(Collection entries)
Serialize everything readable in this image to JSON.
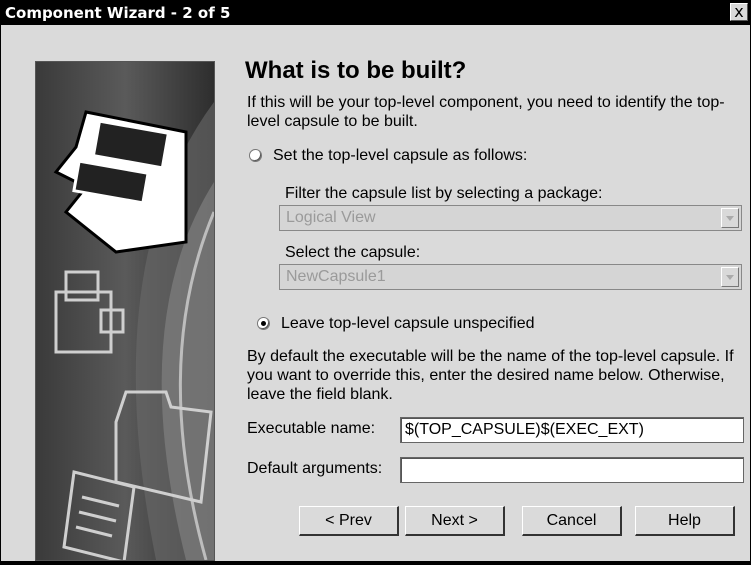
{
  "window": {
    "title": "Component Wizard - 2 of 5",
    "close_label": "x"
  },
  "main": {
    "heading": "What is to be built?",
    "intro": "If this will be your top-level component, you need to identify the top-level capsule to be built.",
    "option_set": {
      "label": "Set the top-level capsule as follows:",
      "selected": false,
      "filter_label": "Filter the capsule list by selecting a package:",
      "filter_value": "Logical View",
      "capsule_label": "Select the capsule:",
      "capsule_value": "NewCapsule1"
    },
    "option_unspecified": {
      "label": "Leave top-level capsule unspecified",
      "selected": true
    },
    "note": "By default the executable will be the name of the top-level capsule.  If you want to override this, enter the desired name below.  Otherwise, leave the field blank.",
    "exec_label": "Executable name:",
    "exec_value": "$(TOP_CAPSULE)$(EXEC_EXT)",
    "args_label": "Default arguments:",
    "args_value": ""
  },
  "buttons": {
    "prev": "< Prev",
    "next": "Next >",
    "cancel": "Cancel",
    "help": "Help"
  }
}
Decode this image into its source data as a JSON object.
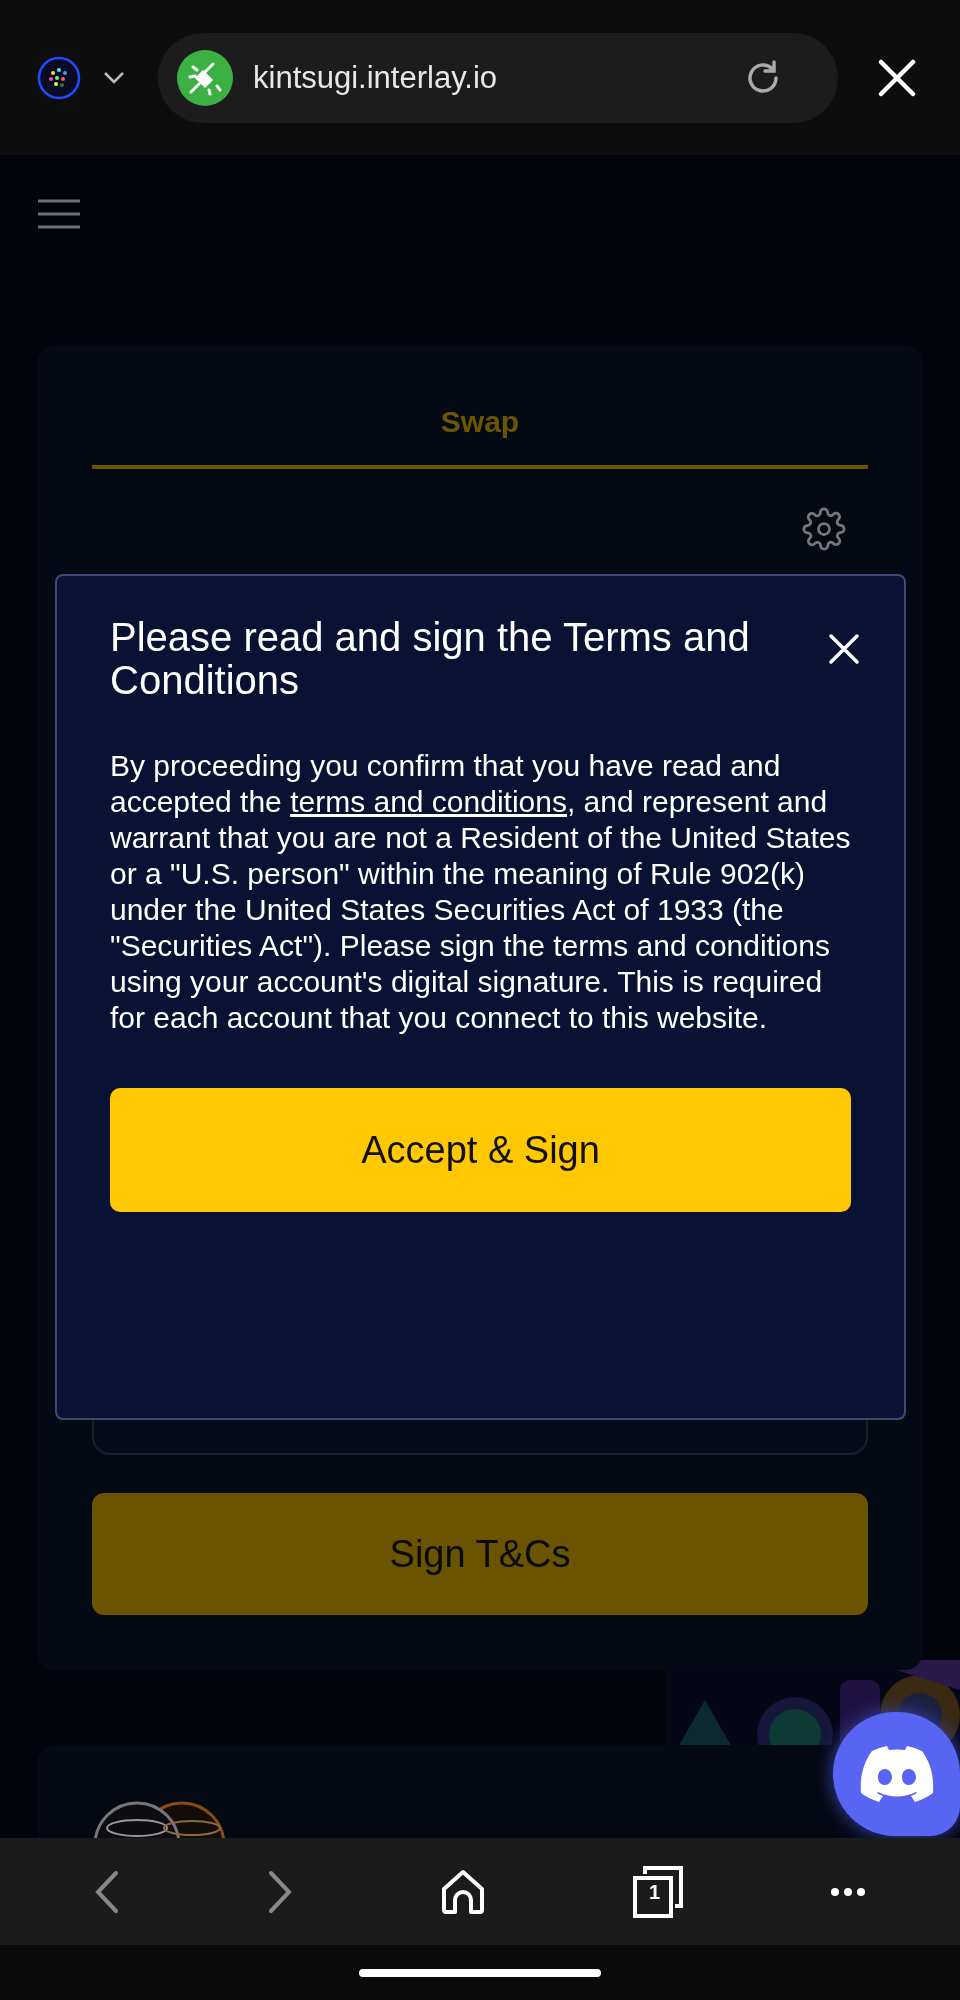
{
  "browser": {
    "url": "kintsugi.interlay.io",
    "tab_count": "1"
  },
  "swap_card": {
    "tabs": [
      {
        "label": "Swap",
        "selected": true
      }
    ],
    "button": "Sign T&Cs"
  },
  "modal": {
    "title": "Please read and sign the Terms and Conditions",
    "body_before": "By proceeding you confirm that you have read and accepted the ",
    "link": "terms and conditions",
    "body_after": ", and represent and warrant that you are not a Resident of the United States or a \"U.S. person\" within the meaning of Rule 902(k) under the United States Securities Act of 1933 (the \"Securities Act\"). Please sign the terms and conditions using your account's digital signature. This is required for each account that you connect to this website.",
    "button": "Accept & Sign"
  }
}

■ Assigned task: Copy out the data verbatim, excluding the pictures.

■ Written reply:
Serialize everything readable in this image to JSON.
{
  "window": {
    "title": "Component Wizard - 2 of 5",
    "close_label": "x"
  },
  "main": {
    "heading": "What is to be built?",
    "intro": "If this will be your top-level component, you need to identify the top-level capsule to be built.",
    "option_set": {
      "label": "Set the top-level capsule as follows:",
      "selected": false,
      "filter_label": "Filter the capsule list by selecting a package:",
      "filter_value": "Logical View",
      "capsule_label": "Select the capsule:",
      "capsule_value": "NewCapsule1"
    },
    "option_unspecified": {
      "label": "Leave top-level capsule unspecified",
      "selected": true
    },
    "note": "By default the executable will be the name of the top-level capsule.  If you want to override this, enter the desired name below.  Otherwise, leave the field blank.",
    "exec_label": "Executable name:",
    "exec_value": "$(TOP_CAPSULE)$(EXEC_EXT)",
    "args_label": "Default arguments:",
    "args_value": ""
  },
  "buttons": {
    "prev": "< Prev",
    "next": "Next >",
    "cancel": "Cancel",
    "help": "Help"
  }
}
Decode this image into its source data as a JSON object.
{
  "browser": {
    "url": "kintsugi.interlay.io",
    "tab_count": "1"
  },
  "swap_card": {
    "tabs": [
      {
        "label": "Swap",
        "selected": true
      }
    ],
    "button": "Sign T&Cs"
  },
  "modal": {
    "title": "Please read and sign the Terms and Conditions",
    "body_before": "By proceeding you confirm that you have read and accepted the ",
    "link": "terms and conditions",
    "body_after": ", and represent and warrant that you are not a Resident of the United States or a \"U.S. person\" within the meaning of Rule 902(k) under the United States Securities Act of 1933 (the \"Securities Act\"). Please sign the terms and conditions using your account's digital signature. This is required for each account that you connect to this website.",
    "button": "Accept & Sign"
  }
}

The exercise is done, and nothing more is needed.